> **TRY IT**
Please output the records below in full, exactly as given, but without the images.

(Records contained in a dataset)
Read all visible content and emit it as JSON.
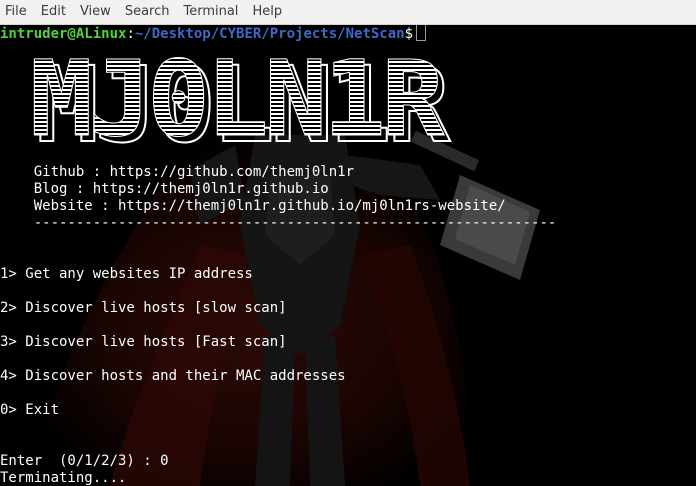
{
  "menubar": {
    "items": [
      "File",
      "Edit",
      "View",
      "Search",
      "Terminal",
      "Help"
    ]
  },
  "terminal": {
    "prompt": {
      "user_host": "intruder@ALinux",
      "separator": ":",
      "path": "~/Desktop/CYBER/Projects/NetScan",
      "symbol": "$"
    },
    "banner_text": "MJ0LN1R",
    "info": {
      "github": "    Github : https://github.com/themj0ln1r",
      "blog": "    Blog : https://themj0ln1r.github.io",
      "website": "    Website : https://themj0ln1r.github.io/mj0ln1rs-website/",
      "divider": "    --------------------------------------------------------------"
    },
    "options": [
      "1> Get any websites IP address",
      "2> Discover live hosts [slow scan]",
      "3> Discover live hosts [Fast scan]",
      "4> Discover hosts and their MAC addresses",
      "0> Exit"
    ],
    "input_line": "Enter  (0/1/2/3) : 0",
    "status_line": "Terminating...."
  },
  "colors": {
    "background": "#000000",
    "prompt_user": "#4fd33a",
    "prompt_path": "#3f68c8",
    "text": "#ffffff",
    "menubar_bg": "#f2f1f0",
    "wallpaper_tint": "#3a0c08"
  }
}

> **TASK RESPONSE**
Read all visible content and emit it as JSON.
{
  "menubar": {
    "items": [
      "File",
      "Edit",
      "View",
      "Search",
      "Terminal",
      "Help"
    ]
  },
  "terminal": {
    "prompt": {
      "user_host": "intruder@ALinux",
      "separator": ":",
      "path": "~/Desktop/CYBER/Projects/NetScan",
      "symbol": "$"
    },
    "banner_text": "MJ0LN1R",
    "info": {
      "github": "    Github : https://github.com/themj0ln1r",
      "blog": "    Blog : https://themj0ln1r.github.io",
      "website": "    Website : https://themj0ln1r.github.io/mj0ln1rs-website/",
      "divider": "    --------------------------------------------------------------"
    },
    "options": [
      "1> Get any websites IP address",
      "2> Discover live hosts [slow scan]",
      "3> Discover live hosts [Fast scan]",
      "4> Discover hosts and their MAC addresses",
      "0> Exit"
    ],
    "input_line": "Enter  (0/1/2/3) : 0",
    "status_line": "Terminating...."
  },
  "colors": {
    "background": "#000000",
    "prompt_user": "#4fd33a",
    "prompt_path": "#3f68c8",
    "text": "#ffffff",
    "menubar_bg": "#f2f1f0",
    "wallpaper_tint": "#3a0c08"
  }
}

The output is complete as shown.